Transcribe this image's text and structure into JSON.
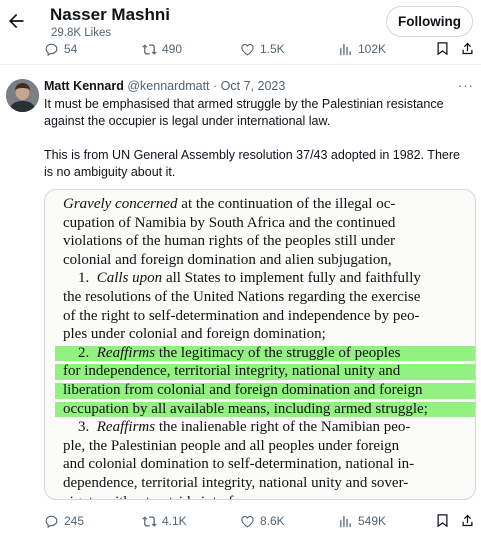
{
  "header": {
    "name": "Nasser Mashni",
    "likes": "29.8K Likes",
    "follow_label": "Following"
  },
  "top_actions": {
    "replies": "54",
    "reposts": "490",
    "likes": "1.5K",
    "views": "102K"
  },
  "tweet": {
    "author_name": "Matt Kennard",
    "author_handle": "@kennardmatt",
    "separator": "·",
    "date": "Oct 7, 2023",
    "more": "···",
    "paragraph_1_line_1": "It must be emphasised that armed struggle by the Palestinian resistance",
    "paragraph_1_line_2": "against the occupier is legal under international law.",
    "paragraph_2_line_1": "This is from UN General Assembly resolution 37/43 adopted in 1982. There",
    "paragraph_2_line_2": "is no ambiguity about it."
  },
  "document": {
    "lines": [
      {
        "italic": "Gravely concerned",
        "text": " at the continuation of the illegal oc-",
        "highlight": false
      },
      {
        "italic": "",
        "text": "cupation of Namibia by South Africa and the continued",
        "highlight": false
      },
      {
        "italic": "",
        "text": "violations of the human rights of the peoples still under",
        "highlight": false
      },
      {
        "italic": "",
        "text": "colonial and foreign domination and alien subjugation,",
        "highlight": false
      },
      {
        "prefix": "    1.  ",
        "italic": "Calls upon",
        "text": " all States to implement fully and faithfully",
        "highlight": false
      },
      {
        "italic": "",
        "text": "the resolutions of the United Nations regarding the exercise",
        "highlight": false
      },
      {
        "italic": "",
        "text": "of the right to self-determination and independence by peo-",
        "highlight": false
      },
      {
        "italic": "",
        "text": "ples under colonial and foreign domination;",
        "highlight": false
      },
      {
        "prefix": "    2.  ",
        "italic": "Reaffirms",
        "text": " the legitimacy of the struggle of peoples",
        "highlight": true
      },
      {
        "italic": "",
        "text": "for independence, territorial integrity, national unity and",
        "highlight": true
      },
      {
        "italic": "",
        "text": "liberation from colonial and foreign domination and foreign",
        "highlight": true
      },
      {
        "italic": "",
        "text": "occupation by all available means, including armed struggle;",
        "highlight": true
      },
      {
        "prefix": "    3.  ",
        "italic": "Reaffirms",
        "text": " the inalienable right of the Namibian peo-",
        "highlight": false
      },
      {
        "italic": "",
        "text": "ple, the Palestinian people and all peoples under foreign",
        "highlight": false
      },
      {
        "italic": "",
        "text": "and colonial domination to self-determination, national in-",
        "highlight": false
      },
      {
        "italic": "",
        "text": "dependence, territorial integrity, national unity and sover-",
        "highlight": false
      },
      {
        "italic": "",
        "text": "eignty without outside interference;",
        "highlight": false
      }
    ]
  },
  "bottom_actions": {
    "replies": "245",
    "reposts": "4.1K",
    "likes": "8.6K",
    "views": "549K"
  },
  "colors": {
    "text": "#0f1419",
    "secondary": "#536471",
    "highlight": "#7ff06b",
    "border": "#cfd9de"
  }
}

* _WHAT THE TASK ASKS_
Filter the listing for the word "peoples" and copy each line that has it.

* _YOUR SOLUTION_
        "text": "violations of the human rights of the peoples still under",
        "text": " the legitimacy of the struggle of peoples",
        "text": "ple, the Palestinian people and all peoples under foreign",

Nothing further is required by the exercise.